Following the first week of Banksy’s New York “Better Out Than In” street art show, the mysterious British artist has granted an email interview with the Village Voice.
“There is absolutely no reason for doing this show at all,” Banksy told the Voice. “I know street art can feel increasingly like the marketing wing of an art career, so I wanted to make some art without the price tag attached. There’s no gallery show or book or film. It’s pointless. Which hopefully means something.”
The artist says he is currently living in New York.
“The plan is to live here, react to things, see the sights—and paint on them,” he wrote. “Some of it will be pretty elaborate, and some will just be a scrawl on a toilet wall.”
Is Banksy defacing his own art? No, he says.
“I’m not defacing my own pictures, no,” he told the Voice. “I used to think other graffiti writers hated me because I used stencils, but they just hate me.”
And what about those audio clips that mock museum audio guides?
“The audio guide started as a cheap joke, and to be honest that’s how it’s continued, but I’m starting to see more potential in it now,” Banksy told the Voice. “I like how it controls the time you spend looking at an image.
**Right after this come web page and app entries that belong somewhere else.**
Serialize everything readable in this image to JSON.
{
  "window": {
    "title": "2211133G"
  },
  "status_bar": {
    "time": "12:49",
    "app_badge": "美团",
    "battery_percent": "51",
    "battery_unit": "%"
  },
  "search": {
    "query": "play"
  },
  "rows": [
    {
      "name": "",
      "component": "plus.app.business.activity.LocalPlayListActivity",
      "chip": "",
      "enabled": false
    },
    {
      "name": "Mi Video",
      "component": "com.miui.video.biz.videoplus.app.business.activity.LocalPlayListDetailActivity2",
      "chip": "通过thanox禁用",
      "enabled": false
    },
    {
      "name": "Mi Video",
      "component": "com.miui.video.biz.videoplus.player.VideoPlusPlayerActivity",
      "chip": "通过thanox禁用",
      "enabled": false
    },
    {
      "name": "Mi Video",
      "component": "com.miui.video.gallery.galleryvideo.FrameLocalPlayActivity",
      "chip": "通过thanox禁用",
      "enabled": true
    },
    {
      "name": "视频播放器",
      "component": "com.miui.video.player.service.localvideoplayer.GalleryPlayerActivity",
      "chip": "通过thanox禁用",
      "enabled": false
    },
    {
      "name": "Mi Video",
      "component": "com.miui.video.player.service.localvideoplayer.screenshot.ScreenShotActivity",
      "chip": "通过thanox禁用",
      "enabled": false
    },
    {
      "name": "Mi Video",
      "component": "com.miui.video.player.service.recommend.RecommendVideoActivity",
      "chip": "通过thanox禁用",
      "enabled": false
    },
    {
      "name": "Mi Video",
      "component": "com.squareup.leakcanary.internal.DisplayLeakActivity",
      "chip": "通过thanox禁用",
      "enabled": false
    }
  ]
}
I read that researchers at a big museum in London found the average person looked at a painting for eight seconds. So if you put your art at a stoplight you’re already getting better numbers than Rembrandt.”
Most interesting is Banksy’s comments about maintaining credibility as a street artist. He said he made a “mistake” when, for his last New York show, he didn’t create the artwork himself.
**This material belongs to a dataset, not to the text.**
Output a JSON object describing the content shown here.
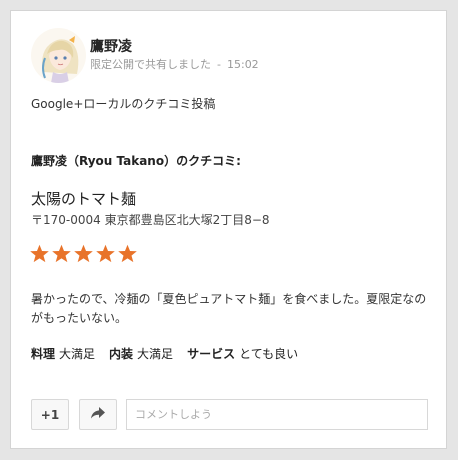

“I totally overlooked how important it was to do it myself,” he wrote. “Graffiti is an art form where the gesture is at least as important as the result, if not more so. I read how a critic described Jackson Pollock as a performance artist who happened to use paint, and the same could be said for graffiti writers—performance artists who happen to use paint. And trespass.”
“I started painting on the street because it was the only venue that would give me a show,” he wrote. “Now I have to keep painting on the street to prove to myself it wasn’t a cynical plan. Plus it saves money on having to buy canvases.
“But there’s no way round it—commercial success is a mark of failure for a graffiti artist,” he continued. “We’re not supposed to be embraced in that way. When you look at how society rewards so many of the wrong people, it’s hard not to view financial reimbursement as a badge of self-serving mediocrity.”
My favorite part of the interview are these comments about surviving as an artist — and success.
“Obviously people need to get paid—otherwise you’d only get vandalism made by part-timers and trust-fund kids,” Banksy wrote. “But it’s complicated, it feels like as soon as you profit from an image you’ve put on the street, it magically transforms that piece into advertising. When graffiti isn’t criminal, it loses most of its innocence.
“It seems to me the best way to make money out of art is not to even try,” he wrote. “It doesn’t take much to be a successful artist—all you need to do is dedicate your entire life to it. The thing people most admired about Picasso wasn’t his work/life balance.”
For the whole story, go to the Voice.